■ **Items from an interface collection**
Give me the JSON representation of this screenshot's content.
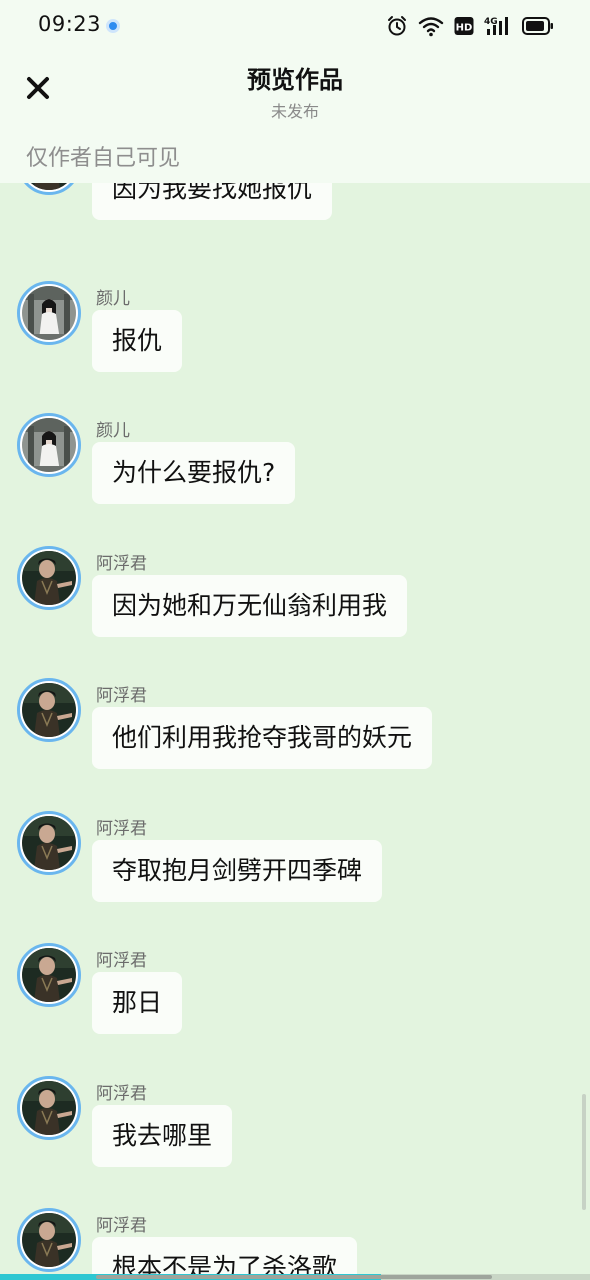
{
  "status_bar": {
    "time": "09:23",
    "network_label": "4G"
  },
  "header": {
    "title": "预览作品",
    "subtitle": "未发布",
    "notice": "仅作者自己可见"
  },
  "messages": [
    {
      "sender": "",
      "text": "因为我要找她报仇",
      "avatar": "man-avatar"
    },
    {
      "sender": "颜儿",
      "text": "报仇",
      "avatar": "woman-avatar"
    },
    {
      "sender": "颜儿",
      "text": "为什么要报仇?",
      "avatar": "woman-avatar"
    },
    {
      "sender": "阿浮君",
      "text": "因为她和万无仙翁利用我",
      "avatar": "man-avatar"
    },
    {
      "sender": "阿浮君",
      "text": "他们利用我抢夺我哥的妖元",
      "avatar": "man-avatar"
    },
    {
      "sender": "阿浮君",
      "text": "夺取抱月剑劈开四季碑",
      "avatar": "man-avatar"
    },
    {
      "sender": "阿浮君",
      "text": "那日",
      "avatar": "man-avatar"
    },
    {
      "sender": "阿浮君",
      "text": "我去哪里",
      "avatar": "man-avatar"
    },
    {
      "sender": "阿浮君",
      "text": "根本不是为了杀洛歌",
      "avatar": "man-avatar"
    }
  ],
  "progress": {
    "fraction": 0.645
  },
  "colors": {
    "background": "#e3f4df",
    "bubble": "#fafdf9",
    "avatar_ring": "#6ab6ee",
    "progress": "#2ec7d2"
  },
  "icons": [
    "close-icon",
    "alarm-icon",
    "wifi-icon",
    "hd-icon",
    "signal-icon",
    "battery-icon"
  ]
}
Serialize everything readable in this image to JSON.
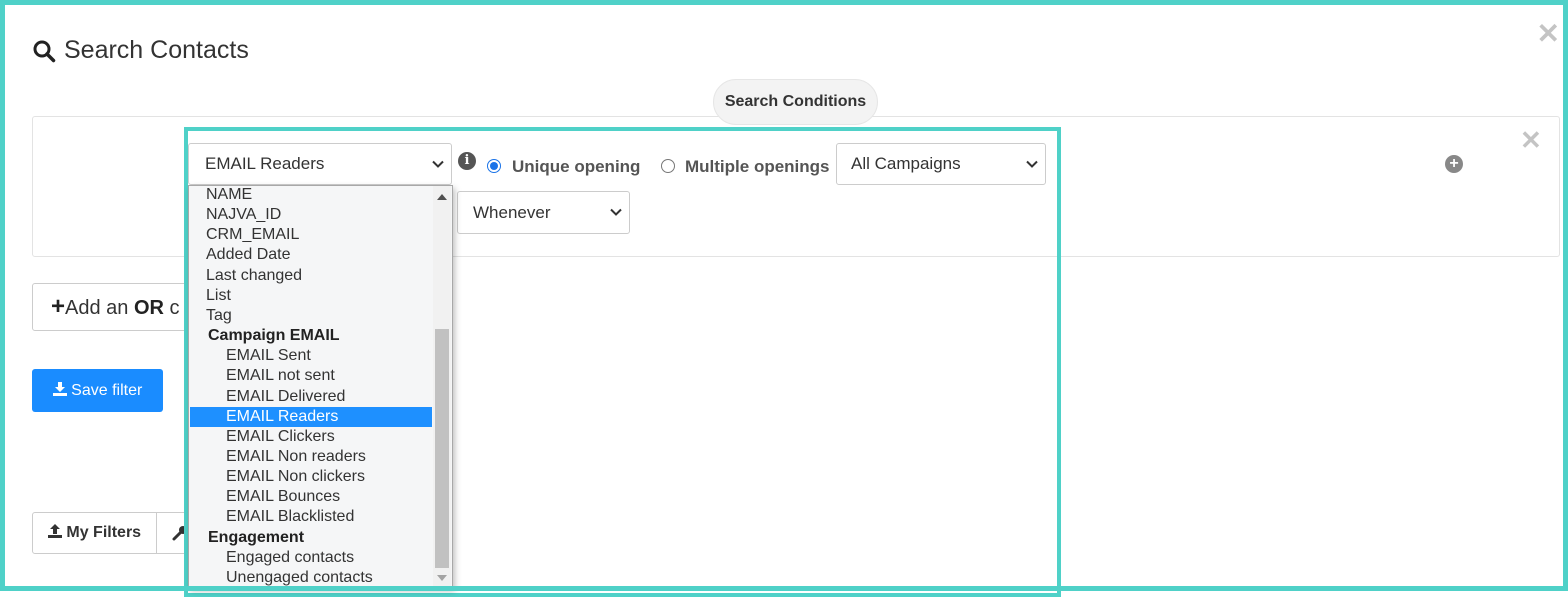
{
  "modal": {
    "title": "Search Contacts"
  },
  "conditions": {
    "badge": "Search Conditions",
    "field_select": {
      "value": "EMAIL Readers",
      "options": [
        {
          "label": "NAME",
          "level": 0
        },
        {
          "label": "NAJVA_ID",
          "level": 0
        },
        {
          "label": "CRM_EMAIL",
          "level": 0
        },
        {
          "label": "Added Date",
          "level": 0
        },
        {
          "label": "Last changed",
          "level": 0
        },
        {
          "label": "List",
          "level": 0
        },
        {
          "label": "Tag",
          "level": 0
        },
        {
          "label": "Campaign EMAIL",
          "level": "group"
        },
        {
          "label": "EMAIL Sent",
          "level": 1
        },
        {
          "label": "EMAIL not sent",
          "level": 1
        },
        {
          "label": "EMAIL Delivered",
          "level": 1
        },
        {
          "label": "EMAIL Readers",
          "level": 1,
          "selected": true
        },
        {
          "label": "EMAIL Clickers",
          "level": 1
        },
        {
          "label": "EMAIL Non readers",
          "level": 1
        },
        {
          "label": "EMAIL Non clickers",
          "level": 1
        },
        {
          "label": "EMAIL Bounces",
          "level": 1
        },
        {
          "label": "EMAIL Blacklisted",
          "level": 1
        },
        {
          "label": "Engagement",
          "level": "group"
        },
        {
          "label": "Engaged contacts",
          "level": 1
        },
        {
          "label": "Unengaged contacts",
          "level": 1
        }
      ]
    },
    "radio_unique": "Unique opening",
    "radio_multiple": "Multiple openings",
    "campaign_select": "All Campaigns",
    "when_select": "Whenever"
  },
  "actions": {
    "add_or_prefix": "Add an ",
    "add_or_bold": "OR",
    "add_or_suffix": " c",
    "save_filter": "Save filter",
    "my_filters": "My Filters"
  },
  "colors": {
    "accent": "#4fd1c8",
    "primary": "#1a8cff",
    "selected_option": "#1e90ff"
  }
}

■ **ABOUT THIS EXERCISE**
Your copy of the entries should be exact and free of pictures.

■ **REPLY**
Give me the JSON representation of this screenshot's content.
{
  "status_bar": {
    "time": "09:23",
    "network_label": "4G"
  },
  "header": {
    "title": "预览作品",
    "subtitle": "未发布",
    "notice": "仅作者自己可见"
  },
  "messages": [
    {
      "sender": "",
      "text": "因为我要找她报仇",
      "avatar": "man-avatar"
    },
    {
      "sender": "颜儿",
      "text": "报仇",
      "avatar": "woman-avatar"
    },
    {
      "sender": "颜儿",
      "text": "为什么要报仇?",
      "avatar": "woman-avatar"
    },
    {
      "sender": "阿浮君",
      "text": "因为她和万无仙翁利用我",
      "avatar": "man-avatar"
    },
    {
      "sender": "阿浮君",
      "text": "他们利用我抢夺我哥的妖元",
      "avatar": "man-avatar"
    },
    {
      "sender": "阿浮君",
      "text": "夺取抱月剑劈开四季碑",
      "avatar": "man-avatar"
    },
    {
      "sender": "阿浮君",
      "text": "那日",
      "avatar": "man-avatar"
    },
    {
      "sender": "阿浮君",
      "text": "我去哪里",
      "avatar": "man-avatar"
    },
    {
      "sender": "阿浮君",
      "text": "根本不是为了杀洛歌",
      "avatar": "man-avatar"
    }
  ],
  "progress": {
    "fraction": 0.645
  },
  "colors": {
    "background": "#e3f4df",
    "bubble": "#fafdf9",
    "avatar_ring": "#6ab6ee",
    "progress": "#2ec7d2"
  },
  "icons": [
    "close-icon",
    "alarm-icon",
    "wifi-icon",
    "hd-icon",
    "signal-icon",
    "battery-icon"
  ]
}
Serialize everything readable in this image to JSON.
{
  "modal": {
    "title": "Search Contacts"
  },
  "conditions": {
    "badge": "Search Conditions",
    "field_select": {
      "value": "EMAIL Readers",
      "options": [
        {
          "label": "NAME",
          "level": 0
        },
        {
          "label": "NAJVA_ID",
          "level": 0
        },
        {
          "label": "CRM_EMAIL",
          "level": 0
        },
        {
          "label": "Added Date",
          "level": 0
        },
        {
          "label": "Last changed",
          "level": 0
        },
        {
          "label": "List",
          "level": 0
        },
        {
          "label": "Tag",
          "level": 0
        },
        {
          "label": "Campaign EMAIL",
          "level": "group"
        },
        {
          "label": "EMAIL Sent",
          "level": 1
        },
        {
          "label": "EMAIL not sent",
          "level": 1
        },
        {
          "label": "EMAIL Delivered",
          "level": 1
        },
        {
          "label": "EMAIL Readers",
          "level": 1,
          "selected": true
        },
        {
          "label": "EMAIL Clickers",
          "level": 1
        },
        {
          "label": "EMAIL Non readers",
          "level": 1
        },
        {
          "label": "EMAIL Non clickers",
          "level": 1
        },
        {
          "label": "EMAIL Bounces",
          "level": 1
        },
        {
          "label": "EMAIL Blacklisted",
          "level": 1
        },
        {
          "label": "Engagement",
          "level": "group"
        },
        {
          "label": "Engaged contacts",
          "level": 1
        },
        {
          "label": "Unengaged contacts",
          "level": 1
        }
      ]
    },
    "radio_unique": "Unique opening",
    "radio_multiple": "Multiple openings",
    "campaign_select": "All Campaigns",
    "when_select": "Whenever"
  },
  "actions": {
    "add_or_prefix": "Add an ",
    "add_or_bold": "OR",
    "add_or_suffix": " c",
    "save_filter": "Save filter",
    "my_filters": "My Filters"
  },
  "colors": {
    "accent": "#4fd1c8",
    "primary": "#1a8cff",
    "selected_option": "#1e90ff"
  }
}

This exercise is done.